CQC has been asked how GP practices should ensure the suitability of GP locums including those employed through locum agencies.
Locums can be employed through locum agencies or chambers, via Local Medical Committees (LMCs) or local sessional GP groups or in some cases through training schemes or out-of-hours organisations. Most GP locums are freelance and find work through local knowledge and contacts.
GP practices commonly engage locums to:
- cover long-term absence due to sick leave, maternity leave or sabbaticals
- provide regular sessions while practice based GPs work outside the practice
- offer specific skills such as minor surgery
- increase GP sessions during busy periods in a practice
General practices have a general obligation to ensure that they only employ individuals, permanent or temporary, who are fit for their role. The practice is responsible for checking that the locum:
- is a GP
- has medical indemnity
- is registered with the GMC, and
- is on the Performers List.
The current regulations regarding recruitment, Regulation 19 of the Health and Social Care Act 2008 (Regulated Activities) Regulations 2014, are clear on the requirements employers must ensure themselves of regarding workers they employ to carry out regulated activities, including locums.
Regulation 19(3) states that:
'The following information must be available in relation to each such person employed –
- the information specified in Schedule 3, and
- such other information as is required under any enactment to be kept by the registered person in relation to such persons employed".
Schedule 3 details the information required in before a person can carry on a regulated activity, including:
- Proof of identity including a recent photograph.
- Satisfactory evidence of conduct in previous employment concerned with the provision of
- health or social care; or
- children or vulnerable adults.
- Satisfactory documentary evidence of any relevant qualification.
- A full employment history, together with a satisfactory written explanation of any gaps in employment.'
How does a provider show they meet Regulation 19?

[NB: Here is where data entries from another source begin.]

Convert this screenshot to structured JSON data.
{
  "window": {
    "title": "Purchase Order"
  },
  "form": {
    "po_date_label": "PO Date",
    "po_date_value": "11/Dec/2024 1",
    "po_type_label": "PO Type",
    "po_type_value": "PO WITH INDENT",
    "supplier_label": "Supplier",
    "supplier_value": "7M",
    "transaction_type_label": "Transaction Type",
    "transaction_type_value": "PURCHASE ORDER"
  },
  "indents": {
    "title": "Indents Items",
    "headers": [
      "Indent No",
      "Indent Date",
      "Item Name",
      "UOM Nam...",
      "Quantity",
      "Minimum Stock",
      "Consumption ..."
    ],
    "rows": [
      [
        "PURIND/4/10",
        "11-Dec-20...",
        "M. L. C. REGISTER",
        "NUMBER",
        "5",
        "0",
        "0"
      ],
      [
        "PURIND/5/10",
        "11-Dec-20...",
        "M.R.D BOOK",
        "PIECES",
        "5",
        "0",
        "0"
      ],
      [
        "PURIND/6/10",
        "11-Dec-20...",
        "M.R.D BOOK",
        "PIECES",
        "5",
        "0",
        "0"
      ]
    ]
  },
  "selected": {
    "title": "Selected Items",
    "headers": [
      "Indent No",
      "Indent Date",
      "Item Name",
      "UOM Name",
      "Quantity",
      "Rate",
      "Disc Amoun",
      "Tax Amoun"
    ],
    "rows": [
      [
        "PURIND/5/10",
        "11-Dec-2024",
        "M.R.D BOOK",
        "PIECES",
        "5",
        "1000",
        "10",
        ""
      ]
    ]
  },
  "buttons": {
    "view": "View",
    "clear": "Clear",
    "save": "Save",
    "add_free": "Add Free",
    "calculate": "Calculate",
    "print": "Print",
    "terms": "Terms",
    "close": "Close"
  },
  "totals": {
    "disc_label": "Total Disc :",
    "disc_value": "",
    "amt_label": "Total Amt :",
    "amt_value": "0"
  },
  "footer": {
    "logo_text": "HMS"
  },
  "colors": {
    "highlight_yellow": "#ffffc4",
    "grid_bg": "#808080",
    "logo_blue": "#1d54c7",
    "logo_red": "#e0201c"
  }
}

In our inspections of GP practices, we ask whether staff have the skills, knowledge and experience to deliver effective care and treatment. This includes anyone working for the GP practice, including temporary staff. We expect providers to ensure all staff are fit for their roles.
Providers must comply with Regulation 19 when employing permanent and temporary individuals, and must be confident that they are able to make available the information listed under Schedule 3. This applies both when the provider directly employs a locum, for example on a casual basis, as well as when a locum is indirectly employed through a locum agency.
Where a locum is supplied by a locum agency, the agency is covered by the Employment Agency Act 1973 and associated Conduct of Employment Agencies and Employment Business Regulations 2003 (amended in 2008).
This regulates the conduct of employment agencies which recruit and manage temporary and permanent labour and requires agencies to check that a locum GP is suitable to work in the position which the practice seeks to fill. This includes obtaining copies of relevant documents such as relevant qualifications and certificates.
When a GP practice is hiring a locum through an agency, they must consider to what extent they can rely on the checks carried out by the locum agency. This may depend on the nature of the agreement between the practice and the agency and how they would make available the Schedule 3 information if needed.
GP practices must be confident that the agency has copies of all the relevant documents as detailed in the regulations and in some cases providers may ask for copies of supporting documents to be sent to them before accepting the locum.
Either way, the CQC expects GP practices to be assured that all appropriate checks have been carried out, either by themselves or by the agency, and that the person is suitable for the job they are doing.
- Professor Nigel Sparrow is senior national GP advisor and responsible officer at the CQC
More CQC resources
- View the full CQC Essentials series on Medeconomics
- CQC's recommended reading to help practices meet regulations and prepare for an inspection